_HOW TO COMPLETE THIS TASK_. Set down all of the records exactly.
======
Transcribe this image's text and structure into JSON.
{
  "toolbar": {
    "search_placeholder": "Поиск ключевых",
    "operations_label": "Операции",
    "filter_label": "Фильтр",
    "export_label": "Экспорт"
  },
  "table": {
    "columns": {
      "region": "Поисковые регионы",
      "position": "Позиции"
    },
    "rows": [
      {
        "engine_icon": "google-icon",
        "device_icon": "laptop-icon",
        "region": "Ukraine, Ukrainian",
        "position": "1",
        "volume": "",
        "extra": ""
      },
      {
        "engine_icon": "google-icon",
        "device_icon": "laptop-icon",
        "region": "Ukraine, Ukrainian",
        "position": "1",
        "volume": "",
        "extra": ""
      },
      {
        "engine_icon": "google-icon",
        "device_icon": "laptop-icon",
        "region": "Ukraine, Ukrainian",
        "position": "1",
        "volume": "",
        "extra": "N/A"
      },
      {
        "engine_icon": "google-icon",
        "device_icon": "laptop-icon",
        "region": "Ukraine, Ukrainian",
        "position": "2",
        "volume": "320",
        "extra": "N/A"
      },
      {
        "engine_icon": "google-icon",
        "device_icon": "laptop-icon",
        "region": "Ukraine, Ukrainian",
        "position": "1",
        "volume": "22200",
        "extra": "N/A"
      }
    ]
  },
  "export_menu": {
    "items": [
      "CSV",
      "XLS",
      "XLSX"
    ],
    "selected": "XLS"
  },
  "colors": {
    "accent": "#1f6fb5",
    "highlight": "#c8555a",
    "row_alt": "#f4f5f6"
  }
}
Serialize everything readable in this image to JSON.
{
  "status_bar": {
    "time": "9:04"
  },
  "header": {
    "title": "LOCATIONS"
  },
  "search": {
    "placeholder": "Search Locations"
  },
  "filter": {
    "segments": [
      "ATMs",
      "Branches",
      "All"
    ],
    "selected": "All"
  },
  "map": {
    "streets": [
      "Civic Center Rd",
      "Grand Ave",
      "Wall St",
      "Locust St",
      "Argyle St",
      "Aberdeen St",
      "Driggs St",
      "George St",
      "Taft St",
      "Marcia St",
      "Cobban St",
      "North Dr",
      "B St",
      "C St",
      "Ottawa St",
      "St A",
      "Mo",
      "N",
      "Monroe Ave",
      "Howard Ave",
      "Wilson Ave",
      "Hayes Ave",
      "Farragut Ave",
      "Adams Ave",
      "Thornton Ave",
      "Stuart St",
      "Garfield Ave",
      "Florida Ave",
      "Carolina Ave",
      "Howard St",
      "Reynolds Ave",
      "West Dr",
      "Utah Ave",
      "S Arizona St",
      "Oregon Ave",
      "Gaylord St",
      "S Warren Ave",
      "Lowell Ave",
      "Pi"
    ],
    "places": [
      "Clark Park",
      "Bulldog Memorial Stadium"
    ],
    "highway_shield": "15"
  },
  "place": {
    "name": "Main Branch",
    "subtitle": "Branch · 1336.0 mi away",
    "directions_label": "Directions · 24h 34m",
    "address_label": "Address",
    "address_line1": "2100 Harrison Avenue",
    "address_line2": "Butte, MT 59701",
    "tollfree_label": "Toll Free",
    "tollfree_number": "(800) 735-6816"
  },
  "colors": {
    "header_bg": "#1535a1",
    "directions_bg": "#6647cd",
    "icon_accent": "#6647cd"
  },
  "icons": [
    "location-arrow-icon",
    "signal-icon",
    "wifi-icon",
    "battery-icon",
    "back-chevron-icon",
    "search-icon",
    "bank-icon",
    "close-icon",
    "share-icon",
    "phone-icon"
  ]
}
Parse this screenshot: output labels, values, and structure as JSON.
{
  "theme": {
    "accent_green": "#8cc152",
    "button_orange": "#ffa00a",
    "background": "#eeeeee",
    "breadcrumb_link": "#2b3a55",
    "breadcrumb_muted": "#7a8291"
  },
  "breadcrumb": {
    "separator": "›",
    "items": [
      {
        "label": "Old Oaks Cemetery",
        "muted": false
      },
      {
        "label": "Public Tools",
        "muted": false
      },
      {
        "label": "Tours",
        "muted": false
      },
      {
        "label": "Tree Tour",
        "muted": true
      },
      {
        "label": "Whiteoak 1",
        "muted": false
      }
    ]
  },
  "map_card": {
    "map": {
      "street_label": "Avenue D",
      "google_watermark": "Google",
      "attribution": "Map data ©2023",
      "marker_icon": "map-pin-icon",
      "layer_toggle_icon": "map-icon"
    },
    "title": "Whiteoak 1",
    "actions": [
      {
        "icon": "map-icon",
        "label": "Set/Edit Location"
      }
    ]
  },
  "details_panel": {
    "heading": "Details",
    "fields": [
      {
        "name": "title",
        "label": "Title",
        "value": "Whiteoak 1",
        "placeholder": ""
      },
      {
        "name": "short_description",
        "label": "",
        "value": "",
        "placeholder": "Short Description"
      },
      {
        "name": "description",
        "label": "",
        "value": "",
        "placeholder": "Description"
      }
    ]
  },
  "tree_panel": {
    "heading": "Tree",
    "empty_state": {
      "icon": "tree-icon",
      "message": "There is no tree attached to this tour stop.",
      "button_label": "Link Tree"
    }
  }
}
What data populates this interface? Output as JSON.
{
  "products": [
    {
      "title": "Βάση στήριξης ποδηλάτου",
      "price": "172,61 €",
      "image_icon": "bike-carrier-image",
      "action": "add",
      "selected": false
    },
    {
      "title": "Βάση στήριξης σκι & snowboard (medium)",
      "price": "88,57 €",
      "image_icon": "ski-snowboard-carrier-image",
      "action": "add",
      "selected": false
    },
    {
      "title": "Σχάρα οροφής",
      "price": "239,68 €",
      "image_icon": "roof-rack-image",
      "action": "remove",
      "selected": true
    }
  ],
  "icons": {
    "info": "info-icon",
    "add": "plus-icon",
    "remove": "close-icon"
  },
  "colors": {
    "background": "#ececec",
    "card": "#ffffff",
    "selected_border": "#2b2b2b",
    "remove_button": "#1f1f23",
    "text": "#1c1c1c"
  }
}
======
_ANSWER FOR THE TASK_.
Transcribe this image's text and structure into JSON.
{
  "toolbar": {
    "search_placeholder": "Поиск ключевых",
    "operations_label": "Операции",
    "filter_label": "Фильтр",
    "export_label": "Экспорт"
  },
  "table": {
    "columns": {
      "region": "Поисковые регионы",
      "position": "Позиции"
    },
    "rows": [
      {
        "engine_icon": "google-icon",
        "device_icon": "laptop-icon",
        "region": "Ukraine, Ukrainian",
        "position": "1",
        "volume": "",
        "extra": ""
      },
      {
        "engine_icon": "google-icon",
        "device_icon": "laptop-icon",
        "region": "Ukraine, Ukrainian",
        "position": "1",
        "volume": "",
        "extra": ""
      },
      {
        "engine_icon": "google-icon",
        "device_icon": "laptop-icon",
        "region": "Ukraine, Ukrainian",
        "position": "1",
        "volume": "",
        "extra": "N/A"
      },
      {
        "engine_icon": "google-icon",
        "device_icon": "laptop-icon",
        "region": "Ukraine, Ukrainian",
        "position": "2",
        "volume": "320",
        "extra": "N/A"
      },
      {
        "engine_icon": "google-icon",
        "device_icon": "laptop-icon",
        "region": "Ukraine, Ukrainian",
        "position": "1",
        "volume": "22200",
        "extra": "N/A"
      }
    ]
  },
  "export_menu": {
    "items": [
      "CSV",
      "XLS",
      "XLSX"
    ],
    "selected": "XLS"
  },
  "colors": {
    "accent": "#1f6fb5",
    "highlight": "#c8555a",
    "row_alt": "#f4f5f6"
  }
}
Serialize everything readable in this image to JSON.
{
  "status_bar": {
    "time": "9:04"
  },
  "header": {
    "title": "LOCATIONS"
  },
  "search": {
    "placeholder": "Search Locations"
  },
  "filter": {
    "segments": [
      "ATMs",
      "Branches",
      "All"
    ],
    "selected": "All"
  },
  "map": {
    "streets": [
      "Civic Center Rd",
      "Grand Ave",
      "Wall St",
      "Locust St",
      "Argyle St",
      "Aberdeen St",
      "Driggs St",
      "George St",
      "Taft St",
      "Marcia St",
      "Cobban St",
      "North Dr",
      "B St",
      "C St",
      "Ottawa St",
      "St A",
      "Mo",
      "N",
      "Monroe Ave",
      "Howard Ave",
      "Wilson Ave",
      "Hayes Ave",
      "Farragut Ave",
      "Adams Ave",
      "Thornton Ave",
      "Stuart St",
      "Garfield Ave",
      "Florida Ave",
      "Carolina Ave",
      "Howard St",
      "Reynolds Ave",
      "West Dr",
      "Utah Ave",
      "S Arizona St",
      "Oregon Ave",
      "Gaylord St",
      "S Warren Ave",
      "Lowell Ave",
      "Pi"
    ],
    "places": [
      "Clark Park",
      "Bulldog Memorial Stadium"
    ],
    "highway_shield": "15"
  },
  "place": {
    "name": "Main Branch",
    "subtitle": "Branch · 1336.0 mi away",
    "directions_label": "Directions · 24h 34m",
    "address_label": "Address",
    "address_line1": "2100 Harrison Avenue",
    "address_line2": "Butte, MT 59701",
    "tollfree_label": "Toll Free",
    "tollfree_number": "(800) 735-6816"
  },
  "colors": {
    "header_bg": "#1535a1",
    "directions_bg": "#6647cd",
    "icon_accent": "#6647cd"
  },
  "icons": [
    "location-arrow-icon",
    "signal-icon",
    "wifi-icon",
    "battery-icon",
    "back-chevron-icon",
    "search-icon",
    "bank-icon",
    "close-icon",
    "share-icon",
    "phone-icon"
  ]
}
Parse this screenshot: output labels, values, and structure as JSON.
{
  "theme": {
    "accent_green": "#8cc152",
    "button_orange": "#ffa00a",
    "background": "#eeeeee",
    "breadcrumb_link": "#2b3a55",
    "breadcrumb_muted": "#7a8291"
  },
  "breadcrumb": {
    "separator": "›",
    "items": [
      {
        "label": "Old Oaks Cemetery",
        "muted": false
      },
      {
        "label": "Public Tools",
        "muted": false
      },
      {
        "label": "Tours",
        "muted": false
      },
      {
        "label": "Tree Tour",
        "muted": true
      },
      {
        "label": "Whiteoak 1",
        "muted": false
      }
    ]
  },
  "map_card": {
    "map": {
      "street_label": "Avenue D",
      "google_watermark": "Google",
      "attribution": "Map data ©2023",
      "marker_icon": "map-pin-icon",
      "layer_toggle_icon": "map-icon"
    },
    "title": "Whiteoak 1",
    "actions": [
      {
        "icon": "map-icon",
        "label": "Set/Edit Location"
      }
    ]
  },
  "details_panel": {
    "heading": "Details",
    "fields": [
      {
        "name": "title",
        "label": "Title",
        "value": "Whiteoak 1",
        "placeholder": ""
      },
      {
        "name": "short_description",
        "label": "",
        "value": "",
        "placeholder": "Short Description"
      },
      {
        "name": "description",
        "label": "",
        "value": "",
        "placeholder": "Description"
      }
    ]
  },
  "tree_panel": {
    "heading": "Tree",
    "empty_state": {
      "icon": "tree-icon",
      "message": "There is no tree attached to this tour stop.",
      "button_label": "Link Tree"
    }
  }
}
What data populates this interface? Output as JSON.
{
  "products": [
    {
      "title": "Βάση στήριξης ποδηλάτου",
      "price": "172,61 €",
      "image_icon": "bike-carrier-image",
      "action": "add",
      "selected": false
    },
    {
      "title": "Βάση στήριξης σκι & snowboard (medium)",
      "price": "88,57 €",
      "image_icon": "ski-snowboard-carrier-image",
      "action": "add",
      "selected": false
    },
    {
      "title": "Σχάρα οροφής",
      "price": "239,68 €",
      "image_icon": "roof-rack-image",
      "action": "remove",
      "selected": true
    }
  ],
  "icons": {
    "info": "info-icon",
    "add": "plus-icon",
    "remove": "close-icon"
  },
  "colors": {
    "background": "#ececec",
    "card": "#ffffff",
    "selected_border": "#2b2b2b",
    "remove_button": "#1f1f23",
    "text": "#1c1c1c"
  }
}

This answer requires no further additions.